The first time I came across Steve Bruntons YouTube channel I came up with all these excuses for not to watch: “This is too advanced math for me”, “Math at this level is not really useful for practical application” etc. Now he has become one of my biggest influencers 🙂
I am not sure which video that triggered my interest for “EigenSteve” and his colleagues at Washington University, but I think it was his “Data-Driven Science and Engineering”-video series. I realized that Steve Brunton has a special ability to make math both really interesting, understandable and useful. His enthusiasm and practical examples of use within dynamics, system identification, control theory, machine learning, fluid dynamics, digital image processing and more makes every video a treat to watch and very transferrable to many projects I am working on.
What makes his videos especially useful are the sharing of code for matlab and python. When trying to understand a subject with cutting-edge research you allways have to look into the papers written to get the details. In better cases you can get some code snippets or links to some github page that is difficult to implement and use. In worse cases you have to link together small pieces and you rarely end up with the same code that is described in the paper.
Steve Brunton, Nathan Kutz and their colleagues is flipping this upside down by making many complete books available for free, sharing all their code and papers publicly, making videos describing in detail the math in an easy way and making walkthroughs videos of their code. This makes all of their tools very available for use in any modern engineering application.
Many of the tools that were barely or not known to me before starting to watch his videos. Now I have watched all of his videos and I am currently using or have used techniques such as DMD, SINDy, SVD/PCA, sparse sensing, HAVOK, LQG and MPC.
One very central technique to many of the other techniques is Singular Value Decomposition (SVD) and it is a technique that should come to mind when working with many different subjects:

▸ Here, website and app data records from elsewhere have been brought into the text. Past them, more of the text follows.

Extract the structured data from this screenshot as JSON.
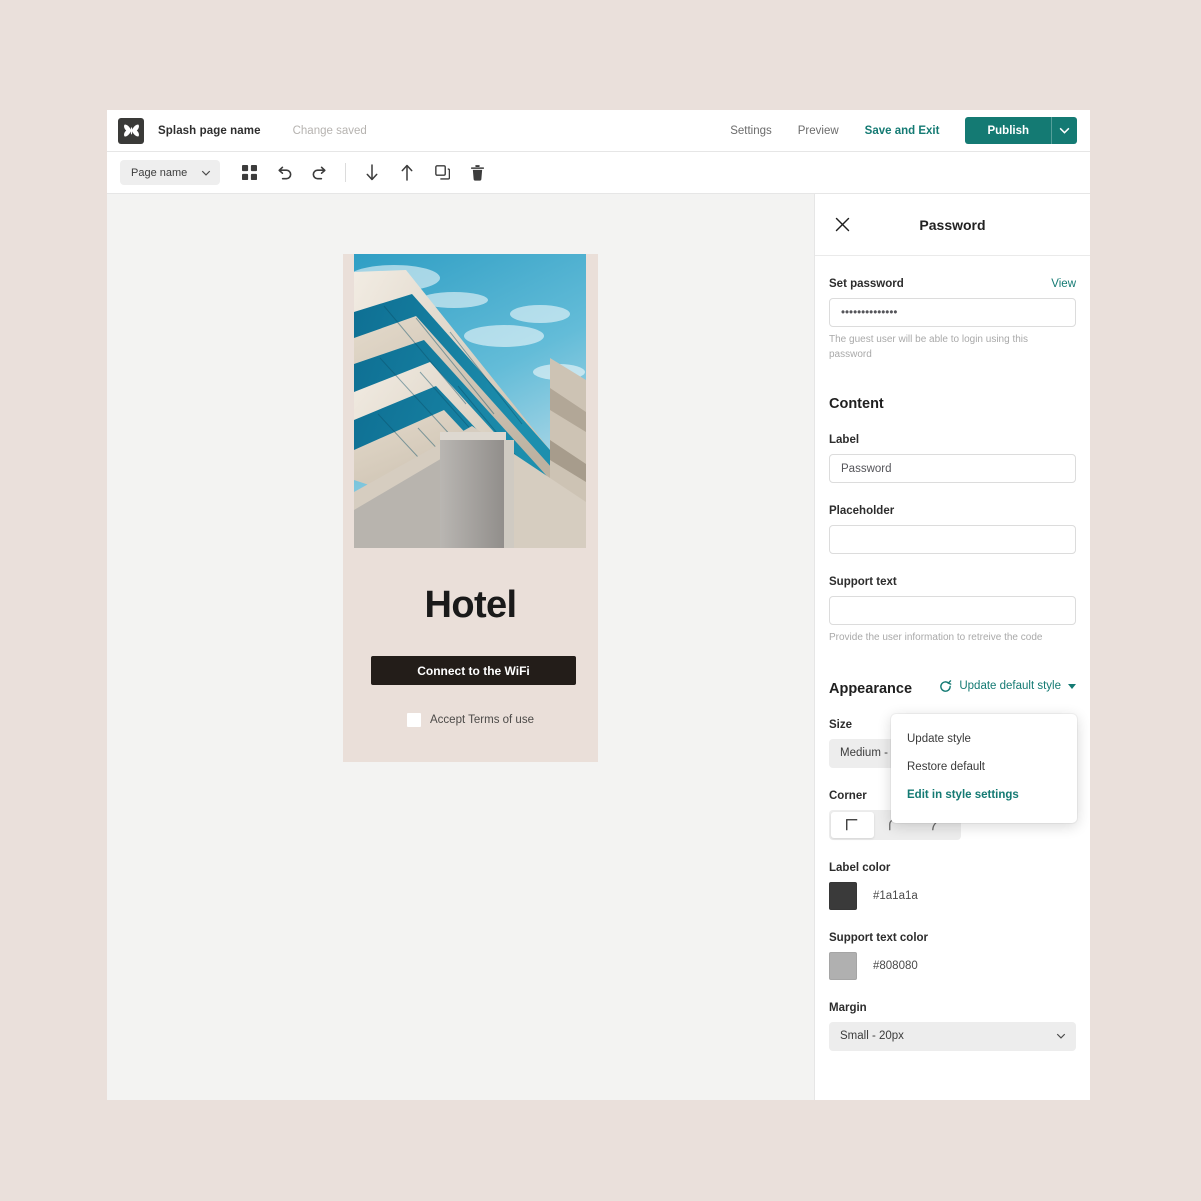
{
  "header": {
    "logo_icon": "butterfly-logo-icon",
    "page_title": "Splash page name",
    "save_status": "Change saved",
    "settings_label": "Settings",
    "preview_label": "Preview",
    "save_exit_label": "Save and Exit",
    "publish_label": "Publish",
    "publish_caret_icon": "chevron-down-icon"
  },
  "toolbar": {
    "page_selector_label": "Page name",
    "page_selector_icon": "chevron-down-icon",
    "buttons": [
      {
        "name": "grid-layout-icon",
        "title": "Layout"
      },
      {
        "name": "undo-icon",
        "title": "Undo"
      },
      {
        "name": "redo-icon",
        "title": "Redo"
      },
      {
        "name": "move-down-icon",
        "title": "Move down"
      },
      {
        "name": "move-up-icon",
        "title": "Move up"
      },
      {
        "name": "duplicate-icon",
        "title": "Duplicate"
      },
      {
        "name": "trash-icon",
        "title": "Delete"
      }
    ]
  },
  "canvas": {
    "background_color": "#f3f3f2",
    "splash": {
      "background_color": "#eadfd9",
      "image_alt": "Modern building facade against blue sky",
      "heading": "Hotel",
      "cta_label": "Connect to the WiFi",
      "cta_color": "#231d19",
      "terms_label": "Accept Terms of use",
      "terms_checked": false
    }
  },
  "panel": {
    "close_icon": "close-icon",
    "title": "Password",
    "set_password": {
      "label": "Set password",
      "view_link": "View",
      "value": "••••••••••••••",
      "help": "The guest user will be able to login using this password"
    },
    "content": {
      "heading": "Content",
      "label_field": {
        "label": "Label",
        "value": "Password"
      },
      "placeholder_field": {
        "label": "Placeholder",
        "value": ""
      },
      "support_field": {
        "label": "Support text",
        "value": "",
        "help": "Provide the user information to retreive the code"
      }
    },
    "appearance": {
      "heading": "Appearance",
      "update_default_style": {
        "label": "Update default style",
        "refresh_icon": "refresh-icon",
        "caret_icon": "caret-down-icon"
      },
      "size": {
        "label": "Size",
        "value": "Medium - 4",
        "icon": "chevron-down-icon"
      },
      "corner": {
        "label": "Corner",
        "options": [
          "square-corner-icon",
          "rounded-corner-icon",
          "pill-corner-icon"
        ],
        "selected_index": 0
      },
      "label_color": {
        "label": "Label color",
        "value": "#1a1a1a"
      },
      "support_text_color": {
        "label": "Support text color",
        "value": "#808080"
      },
      "margin": {
        "label": "Margin",
        "value": "Small - 20px",
        "icon": "chevron-down-icon"
      }
    }
  },
  "style_menu": {
    "items": [
      {
        "label": "Update style",
        "accent": false
      },
      {
        "label": "Restore default",
        "accent": false
      },
      {
        "label": "Edit in style settings",
        "accent": true
      }
    ]
  },
  "colors": {
    "accent": "#147a73",
    "page_background": "#eae0db",
    "dark": "#231d19"
  }
}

I would also like to highlight SINDy – The toolbox for making white-box parsimonious, equation based models directly from data. It seems like every video coming out from Steve Bruntons group is making this technique better in every way by being more robust, requiring less data, working faster etc.
I feel we all owe Steve Brunton a big thank you – Your work has made advanced and very useful tools understandable and available for the whole world to use.